How PJM will answer the Department of Energy’s proposal to “ensure that certain reliability and resiliency attributes of electric generation resources are fully valued” was at the heart of a special Markets & Reliability Committee conference call on Oct. 19.
At the meeting, Stu Bresler, senior vice president – Operations and Markets, presented to stakeholders a high-level outline of what PJM is planning to file in its comments to the Federal Energy Regulatory Commission. Stakeholders, in turn, asked PJM to elaborate on those intended comments and the questions that the FERC distributed in advance of the comment filing deadline on Oct. 23.
The DOE said it is concerned with reliability and fuel supply in its plan, which proposes to require all ISOs/RTOs with both energy and capacity markets to change their tariffs to provide generating units that have at least 90 days of on-site fuel supply with full cost recovery plus a return on equity, if they are not already receiving such recovery through retail tariffs.
PJM does agree with the DOE’s overarching goals of reliability and resilience, said Bresler, who pointed out that PJM has been discussing resilience with stakeholders for some time, dating back to the Grid 20/20 presentation in 2016.
For PJM, it’s a question of approach. How to value the maintenance of a 90-day fuel supply isn’t the right question, said Bresler.
The DOE cited instances such the Polar Vortex as cause for action – but, natural gas fuel supply alone was not the cause of the problems during the Polar Vortex.
“We don’t believe the DOE identification of what the problem is, is correct,” said Bresler. He pointed out that while PJM did experience over 40,000 megawatts of generator outages during the Polar Vortex, 75 percent of the outages were mechanical or operational, not natural gas fuel supply restrictions. “Just maintaining a 90-day fuel supply would not have alleviated that.”
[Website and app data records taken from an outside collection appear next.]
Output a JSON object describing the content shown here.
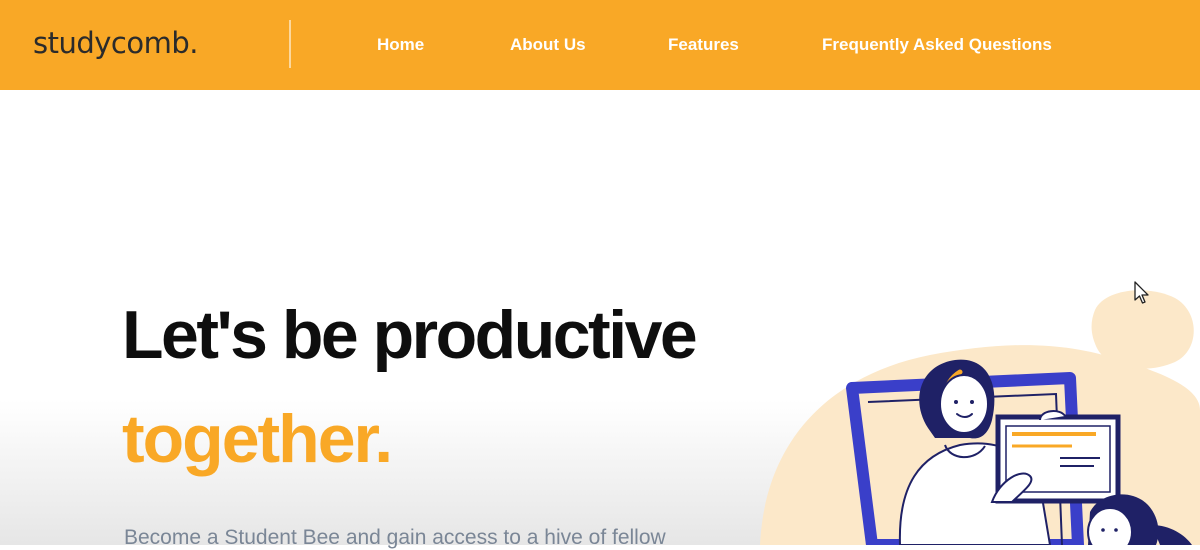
{
  "header": {
    "brand": "studycomb.",
    "nav": [
      {
        "label": "Home"
      },
      {
        "label": "About Us"
      },
      {
        "label": "Features"
      },
      {
        "label": "Frequently Asked Questions"
      }
    ]
  },
  "hero": {
    "headline": "Let's be productive",
    "headline_accent": "together.",
    "subtext": "Become a Student Bee and gain access to a hive of fellow"
  },
  "colors": {
    "accent": "#f9a826",
    "heading": "#0e0e0e",
    "nav_text": "#ffffff",
    "illustration_blue": "#3a3fc9",
    "illustration_bg": "#fbe5c4"
  },
  "icons": {
    "cursor": "mouse-pointer-icon",
    "illustration": "students-video-call-illustration"
  }
}
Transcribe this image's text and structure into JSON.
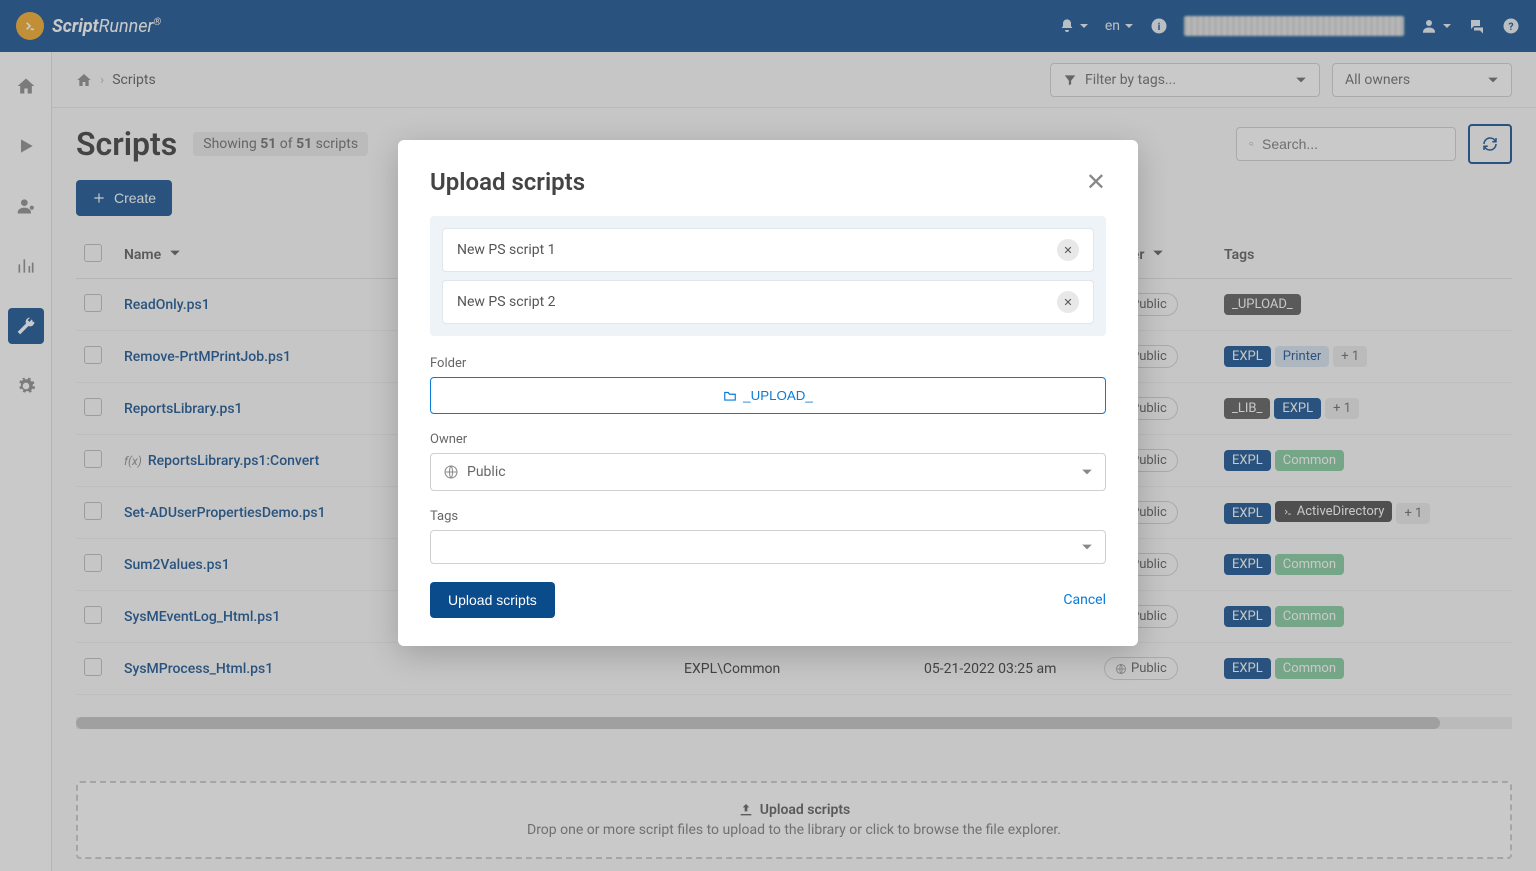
{
  "header": {
    "brand_script": "Script",
    "brand_runner": "Runner",
    "brand_reg": "®",
    "lang": "en"
  },
  "breadcrumb": {
    "section": "Scripts"
  },
  "filters": {
    "tags_placeholder": "Filter by tags...",
    "owners_label": "All owners"
  },
  "page": {
    "title": "Scripts",
    "showing_prefix": "Showing ",
    "showing_count": "51",
    "showing_of": " of ",
    "showing_total": "51",
    "showing_suffix": " scripts",
    "create_label": "Create",
    "search_placeholder": "Search..."
  },
  "columns": {
    "name": "Name",
    "owner": "Owner",
    "tags": "Tags"
  },
  "rows": [
    {
      "name": "ReadOnly.ps1",
      "owner": "Public",
      "tags": [
        {
          "t": "_UPLOAD_",
          "cls": "tag-upload"
        }
      ]
    },
    {
      "name": "Remove-PrtMPrintJob.ps1",
      "owner": "Public",
      "tags": [
        {
          "t": "EXPL",
          "cls": "tag-expl"
        },
        {
          "t": "Printer",
          "cls": "tag-printer"
        },
        {
          "t": "+ 1",
          "cls": "tag-more"
        }
      ]
    },
    {
      "name": "ReportsLibrary.ps1",
      "owner": "Public",
      "tags": [
        {
          "t": "_LIB_",
          "cls": "tag-lib"
        },
        {
          "t": "EXPL",
          "cls": "tag-expl"
        },
        {
          "t": "+ 1",
          "cls": "tag-more"
        }
      ]
    },
    {
      "name": "ReportsLibrary.ps1:Convert",
      "owner": "Public",
      "fx": true,
      "tags": [
        {
          "t": "EXPL",
          "cls": "tag-expl"
        },
        {
          "t": "Common",
          "cls": "tag-common"
        }
      ]
    },
    {
      "name": "Set-ADUserPropertiesDemo.ps1",
      "owner": "Public",
      "tags": [
        {
          "t": "EXPL",
          "cls": "tag-expl"
        },
        {
          "t": "ActiveDirectory",
          "cls": "tag-ad",
          "icon": true
        },
        {
          "t": "+ 1",
          "cls": "tag-more"
        }
      ]
    },
    {
      "name": "Sum2Values.ps1",
      "owner": "Public",
      "tags": [
        {
          "t": "EXPL",
          "cls": "tag-expl"
        },
        {
          "t": "Common",
          "cls": "tag-common"
        }
      ]
    },
    {
      "name": "SysMEventLog_Html.ps1",
      "owner": "Public",
      "tags": [
        {
          "t": "EXPL",
          "cls": "tag-expl"
        },
        {
          "t": "Common",
          "cls": "tag-common"
        }
      ]
    },
    {
      "name": "SysMProcess_Html.ps1",
      "owner": "Public",
      "path": "EXPL\\Common",
      "date": "05-21-2022 03:25 am",
      "tags": [
        {
          "t": "EXPL",
          "cls": "tag-expl"
        },
        {
          "t": "Common",
          "cls": "tag-common"
        }
      ]
    }
  ],
  "dropzone": {
    "title": "Upload scripts",
    "subtitle": "Drop one or more script files to upload to the library or click to browse the file explorer."
  },
  "modal": {
    "title": "Upload scripts",
    "files": [
      "New PS script 1",
      "New PS script 2"
    ],
    "folder_label": "Folder",
    "folder_value": "_UPLOAD_",
    "owner_label": "Owner",
    "owner_value": "Public",
    "tags_label": "Tags",
    "submit_label": "Upload scripts",
    "cancel_label": "Cancel"
  }
}
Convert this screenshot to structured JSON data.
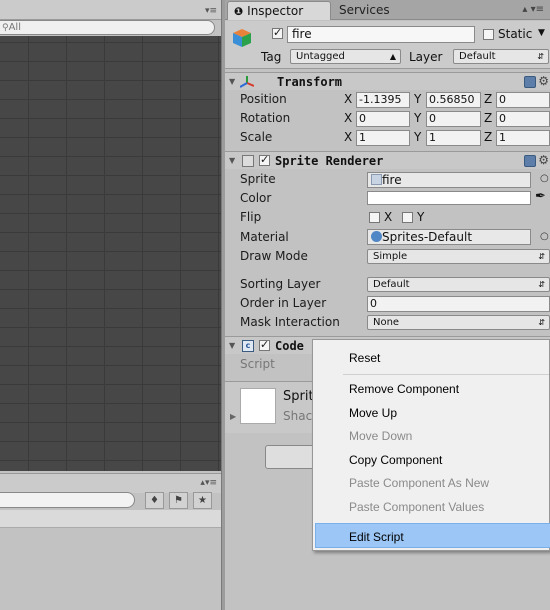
{
  "left_panel": {
    "search_placeholder": "All",
    "menu_glyph": "▾≡",
    "bottom_menu_glyph": "▴▾≡",
    "bottom_icons": [
      "label-icon",
      "tag-icon",
      "star-icon"
    ]
  },
  "tabs": {
    "inspector": "Inspector",
    "services": "Services",
    "inspector_icon": "info-icon",
    "menu_glyph": "▴ ▾≡"
  },
  "game_object": {
    "icon": "cube-icon",
    "active": true,
    "name": "fire",
    "static_label": "Static",
    "tag_label": "Tag",
    "tag_value": "Untagged",
    "layer_label": "Layer",
    "layer_value": "Default"
  },
  "transform": {
    "title": "Transform",
    "rows": [
      {
        "label": "Position",
        "x": "-1.1395",
        "y": "0.56850",
        "z": "0"
      },
      {
        "label": "Rotation",
        "x": "0",
        "y": "0",
        "z": "0"
      },
      {
        "label": "Scale",
        "x": "1",
        "y": "1",
        "z": "1"
      }
    ],
    "axis_x": "X",
    "axis_y": "Y",
    "axis_z": "Z"
  },
  "sprite_renderer": {
    "title": "Sprite Renderer",
    "enabled": true,
    "sprite_label": "Sprite",
    "sprite_value": "fire",
    "color_label": "Color",
    "color_value": "#ffffff",
    "flip_label": "Flip",
    "flip_x": "X",
    "flip_y": "Y",
    "material_label": "Material",
    "material_value": "Sprites-Default",
    "draw_mode_label": "Draw Mode",
    "draw_mode_value": "Simple",
    "sorting_layer_label": "Sorting Layer",
    "sorting_layer_value": "Default",
    "order_label": "Order in Layer",
    "order_value": "0",
    "mask_label": "Mask Interaction",
    "mask_value": "None"
  },
  "code_component": {
    "title_partial": "Code",
    "script_label": "Script",
    "enabled": true
  },
  "material_preview": {
    "name_partial": "Sprit",
    "shader_partial": "Shac"
  },
  "context_menu": {
    "items": [
      {
        "label": "Reset",
        "enabled": true
      },
      {
        "label": "Remove Component",
        "enabled": true
      },
      {
        "label": "Move Up",
        "enabled": true
      },
      {
        "label": "Move Down",
        "enabled": false
      },
      {
        "label": "Copy Component",
        "enabled": true
      },
      {
        "label": "Paste Component As New",
        "enabled": false
      },
      {
        "label": "Paste Component Values",
        "enabled": false
      },
      {
        "label": "Edit Script",
        "enabled": true,
        "highlighted": true
      }
    ]
  },
  "colors": {
    "panel_bg": "#c2c2c2",
    "scene_bg": "#474747",
    "highlight": "#9bc6f5"
  }
}
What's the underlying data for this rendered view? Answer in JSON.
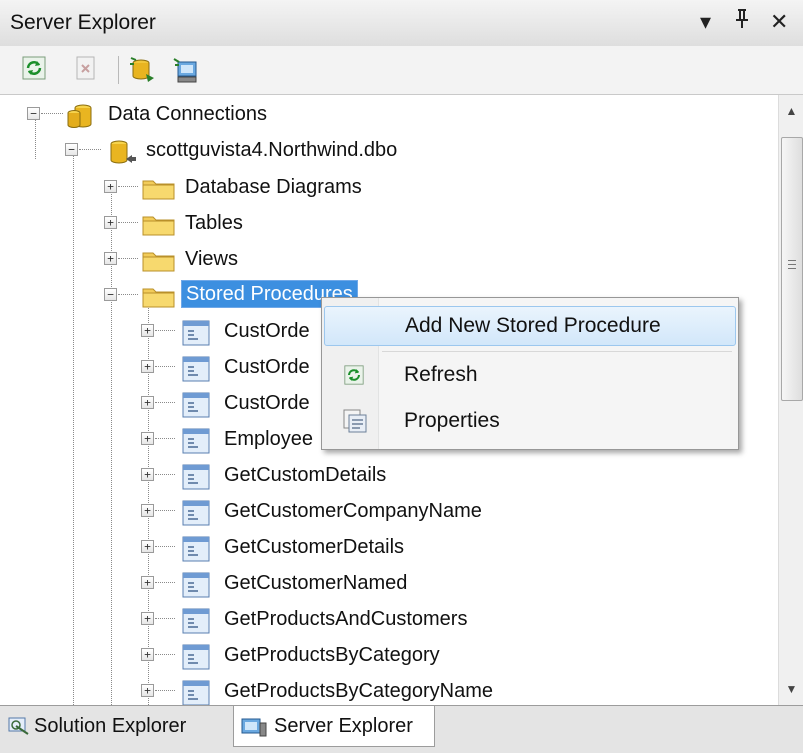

Noting that the DOE also mentioned natural disasters, Bresler said, “The point we will make there is, you take an event like [Superstorm] Sandy. That primarily affected the delivery system. In Houston (during Hurricane Harvey), the supply of coal got extremely wet, while natural gas went intact. It’s not an issue of long-term supplies of fuel.”
One of the keys to that resilience and reliability is the strength of PJM’s markets. The PJM competitive markets have been extremely successful in efficiently maintaining reliability for 20 years. PJM has resources sufficient to meet peak demand and in locations where they are needed to maintain transmission reliability.
However, said Bresler, not all resources are being appropriately compensated for the reliability value they are providing. PJM believes continuing to leverage the competitive markets represents a superior solution to that proposed by the DOE.
PJM proposes to address the need for energy market pricing in a detailed paper, which it will release in November. However, PJM will explain the concepts of its energy price formation initiative, including potential enhancements to shortage pricing, in its comments to the FERC.
It will not, however, present a detailed proposal to the FERC at this time. Bresler said PJM placed a lot of importance on stakeholder vetting and wants to take the time it needs to be as complete and detailed as possible in its energy price formation paper.
“In some instances, not all resources are being valued appropriately,” said Bresler. “This is an issue we brought forth to stakeholders five or six months ago… how energy prices are formed in PJM market.
“Markets can provide the discipline necessary to ensure the goals are achieved efficiently, what is needed and not needed not just for entry signals but for exit signals.”
Regional differences are another important aspect of the PJM comments, said Bresler. PJM will recommend that the FERC take a procedural path to allow for regional differences between solutions to address the DOE’s stated objectives of reliability and resilience.
As PJM’s fuel supply mix has evolved, it has highlighted some known but previously-masked flaws in PJM’s energy pricing approach, said Bresler. He pointed out that other RTO/ISOs – New York, New England, MISO – have extended locational marginal pricing, which PJM believes it should consider. PJM and stakeholders were in agreement that a one-size-fits-all approach would not work in the many diverse markets across the country.
PJM also pointed out that its approach to resilience is broader than markets alone, covering Planning and Operations to include transmission solutions as well.
“The first question the FERC asked was about defining resilience,” said Bresler. “We have the chance to put our definition of resilience in front of the FERC,” said Bresler. “There are opportunities there, and the stakeholder input is valuable. We’ve already been presenting [to stakeholders] and discussing how it impacts all aspects of PJM.”
PJM’s comments will not ask the FERC for a compliance directive to file energy price formation changes immediately, but it will ask for FERC direction to address potential energy price formation changes with PJM’s stakeholders along with a specific date by which PJM needs to report back to the FERC on this topic.
“We would like them to get back to us,” said Bresler, “about what issues it specifically wants to resolve. A mechanism allowing for back-and-forth is what we’re looking for.
“If we leave it too open-ended, we risk it taking on a life of its own.”
PJM is also working with the ISO/RTO Council on joint comments.